— Task details —
Print every record below exactly as it stands.
==== Supplied material ====
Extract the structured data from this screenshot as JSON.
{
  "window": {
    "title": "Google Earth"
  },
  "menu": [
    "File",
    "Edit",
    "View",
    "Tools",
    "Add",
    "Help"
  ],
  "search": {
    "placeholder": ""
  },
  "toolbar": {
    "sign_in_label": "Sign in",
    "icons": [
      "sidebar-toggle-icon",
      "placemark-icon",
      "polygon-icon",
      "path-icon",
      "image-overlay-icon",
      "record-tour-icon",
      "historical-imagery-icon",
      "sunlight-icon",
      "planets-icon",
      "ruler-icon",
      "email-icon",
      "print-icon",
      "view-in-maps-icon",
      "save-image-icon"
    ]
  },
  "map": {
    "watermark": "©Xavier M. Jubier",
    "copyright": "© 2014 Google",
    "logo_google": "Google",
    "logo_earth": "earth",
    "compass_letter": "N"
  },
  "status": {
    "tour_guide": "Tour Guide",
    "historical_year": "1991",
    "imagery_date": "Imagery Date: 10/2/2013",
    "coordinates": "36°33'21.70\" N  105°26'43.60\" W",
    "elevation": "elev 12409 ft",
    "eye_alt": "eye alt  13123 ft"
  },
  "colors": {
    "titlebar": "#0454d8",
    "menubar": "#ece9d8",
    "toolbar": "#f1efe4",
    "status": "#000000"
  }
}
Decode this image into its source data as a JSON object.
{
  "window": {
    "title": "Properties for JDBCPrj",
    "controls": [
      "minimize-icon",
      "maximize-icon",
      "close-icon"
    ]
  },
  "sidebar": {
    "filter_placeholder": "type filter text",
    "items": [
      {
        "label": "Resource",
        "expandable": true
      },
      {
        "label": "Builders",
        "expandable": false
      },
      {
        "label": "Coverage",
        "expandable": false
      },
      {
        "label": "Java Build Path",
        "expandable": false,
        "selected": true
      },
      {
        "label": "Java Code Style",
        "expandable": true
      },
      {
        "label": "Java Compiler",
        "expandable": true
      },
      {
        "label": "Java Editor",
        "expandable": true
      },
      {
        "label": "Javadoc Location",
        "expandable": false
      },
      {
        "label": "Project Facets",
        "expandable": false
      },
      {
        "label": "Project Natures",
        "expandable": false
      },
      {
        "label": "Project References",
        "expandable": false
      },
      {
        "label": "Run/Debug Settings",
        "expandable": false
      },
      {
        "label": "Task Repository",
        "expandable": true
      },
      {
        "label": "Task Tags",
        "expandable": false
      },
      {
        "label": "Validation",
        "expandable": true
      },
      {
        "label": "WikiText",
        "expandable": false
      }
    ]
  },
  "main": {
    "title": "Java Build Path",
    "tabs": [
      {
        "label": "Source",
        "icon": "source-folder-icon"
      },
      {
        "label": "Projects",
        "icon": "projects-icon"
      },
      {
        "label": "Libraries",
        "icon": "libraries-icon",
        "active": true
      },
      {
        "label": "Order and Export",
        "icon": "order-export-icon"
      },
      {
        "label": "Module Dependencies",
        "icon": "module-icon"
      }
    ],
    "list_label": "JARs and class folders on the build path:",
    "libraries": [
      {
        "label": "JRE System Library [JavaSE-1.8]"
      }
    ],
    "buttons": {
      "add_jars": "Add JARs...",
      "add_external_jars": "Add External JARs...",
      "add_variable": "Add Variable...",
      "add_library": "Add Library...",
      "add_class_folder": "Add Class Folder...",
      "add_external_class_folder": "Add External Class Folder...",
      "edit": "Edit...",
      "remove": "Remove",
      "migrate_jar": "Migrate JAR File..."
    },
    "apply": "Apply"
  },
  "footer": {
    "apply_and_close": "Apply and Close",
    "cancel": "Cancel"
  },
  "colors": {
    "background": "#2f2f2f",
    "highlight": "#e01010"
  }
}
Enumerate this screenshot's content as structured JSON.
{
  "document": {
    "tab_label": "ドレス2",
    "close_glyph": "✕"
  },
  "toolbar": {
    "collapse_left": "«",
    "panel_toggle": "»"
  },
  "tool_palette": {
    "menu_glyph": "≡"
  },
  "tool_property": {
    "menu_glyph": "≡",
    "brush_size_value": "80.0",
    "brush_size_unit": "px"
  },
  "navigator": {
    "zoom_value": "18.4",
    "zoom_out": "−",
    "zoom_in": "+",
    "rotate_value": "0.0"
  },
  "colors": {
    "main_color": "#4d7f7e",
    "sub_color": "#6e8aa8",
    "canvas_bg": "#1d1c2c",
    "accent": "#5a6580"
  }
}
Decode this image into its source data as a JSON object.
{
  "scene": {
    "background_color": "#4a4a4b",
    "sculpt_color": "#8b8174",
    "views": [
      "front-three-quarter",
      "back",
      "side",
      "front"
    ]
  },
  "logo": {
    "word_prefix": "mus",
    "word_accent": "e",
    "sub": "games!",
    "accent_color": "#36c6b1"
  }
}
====
— Completed exercise —
Extract the structured data from this screenshot as JSON.
{
  "window": {
    "title": "Google Earth"
  },
  "menu": [
    "File",
    "Edit",
    "View",
    "Tools",
    "Add",
    "Help"
  ],
  "search": {
    "placeholder": ""
  },
  "toolbar": {
    "sign_in_label": "Sign in",
    "icons": [
      "sidebar-toggle-icon",
      "placemark-icon",
      "polygon-icon",
      "path-icon",
      "image-overlay-icon",
      "record-tour-icon",
      "historical-imagery-icon",
      "sunlight-icon",
      "planets-icon",
      "ruler-icon",
      "email-icon",
      "print-icon",
      "view-in-maps-icon",
      "save-image-icon"
    ]
  },
  "map": {
    "watermark": "©Xavier M. Jubier",
    "copyright": "© 2014 Google",
    "logo_google": "Google",
    "logo_earth": "earth",
    "compass_letter": "N"
  },
  "status": {
    "tour_guide": "Tour Guide",
    "historical_year": "1991",
    "imagery_date": "Imagery Date: 10/2/2013",
    "coordinates": "36°33'21.70\" N  105°26'43.60\" W",
    "elevation": "elev 12409 ft",
    "eye_alt": "eye alt  13123 ft"
  },
  "colors": {
    "titlebar": "#0454d8",
    "menubar": "#ece9d8",
    "toolbar": "#f1efe4",
    "status": "#000000"
  }
}
Decode this image into its source data as a JSON object.
{
  "window": {
    "title": "Properties for JDBCPrj",
    "controls": [
      "minimize-icon",
      "maximize-icon",
      "close-icon"
    ]
  },
  "sidebar": {
    "filter_placeholder": "type filter text",
    "items": [
      {
        "label": "Resource",
        "expandable": true
      },
      {
        "label": "Builders",
        "expandable": false
      },
      {
        "label": "Coverage",
        "expandable": false
      },
      {
        "label": "Java Build Path",
        "expandable": false,
        "selected": true
      },
      {
        "label": "Java Code Style",
        "expandable": true
      },
      {
        "label": "Java Compiler",
        "expandable": true
      },
      {
        "label": "Java Editor",
        "expandable": true
      },
      {
        "label": "Javadoc Location",
        "expandable": false
      },
      {
        "label": "Project Facets",
        "expandable": false
      },
      {
        "label": "Project Natures",
        "expandable": false
      },
      {
        "label": "Project References",
        "expandable": false
      },
      {
        "label": "Run/Debug Settings",
        "expandable": false
      },
      {
        "label": "Task Repository",
        "expandable": true
      },
      {
        "label": "Task Tags",
        "expandable": false
      },
      {
        "label": "Validation",
        "expandable": true
      },
      {
        "label": "WikiText",
        "expandable": false
      }
    ]
  },
  "main": {
    "title": "Java Build Path",
    "tabs": [
      {
        "label": "Source",
        "icon": "source-folder-icon"
      },
      {
        "label": "Projects",
        "icon": "projects-icon"
      },
      {
        "label": "Libraries",
        "icon": "libraries-icon",
        "active": true
      },
      {
        "label": "Order and Export",
        "icon": "order-export-icon"
      },
      {
        "label": "Module Dependencies",
        "icon": "module-icon"
      }
    ],
    "list_label": "JARs and class folders on the build path:",
    "libraries": [
      {
        "label": "JRE System Library [JavaSE-1.8]"
      }
    ],
    "buttons": {
      "add_jars": "Add JARs...",
      "add_external_jars": "Add External JARs...",
      "add_variable": "Add Variable...",
      "add_library": "Add Library...",
      "add_class_folder": "Add Class Folder...",
      "add_external_class_folder": "Add External Class Folder...",
      "edit": "Edit...",
      "remove": "Remove",
      "migrate_jar": "Migrate JAR File..."
    },
    "apply": "Apply"
  },
  "footer": {
    "apply_and_close": "Apply and Close",
    "cancel": "Cancel"
  },
  "colors": {
    "background": "#2f2f2f",
    "highlight": "#e01010"
  }
}
Enumerate this screenshot's content as structured JSON.
{
  "document": {
    "tab_label": "ドレス2",
    "close_glyph": "✕"
  },
  "toolbar": {
    "collapse_left": "«",
    "panel_toggle": "»"
  },
  "tool_palette": {
    "menu_glyph": "≡"
  },
  "tool_property": {
    "menu_glyph": "≡",
    "brush_size_value": "80.0",
    "brush_size_unit": "px"
  },
  "navigator": {
    "zoom_value": "18.4",
    "zoom_out": "−",
    "zoom_in": "+",
    "rotate_value": "0.0"
  },
  "colors": {
    "main_color": "#4d7f7e",
    "sub_color": "#6e8aa8",
    "canvas_bg": "#1d1c2c",
    "accent": "#5a6580"
  }
}
Decode this image into its source data as a JSON object.
{
  "scene": {
    "background_color": "#4a4a4b",
    "sculpt_color": "#8b8174",
    "views": [
      "front-three-quarter",
      "back",
      "side",
      "front"
    ]
  },
  "logo": {
    "word_prefix": "mus",
    "word_accent": "e",
    "sub": "games!",
    "accent_color": "#36c6b1"
  }
}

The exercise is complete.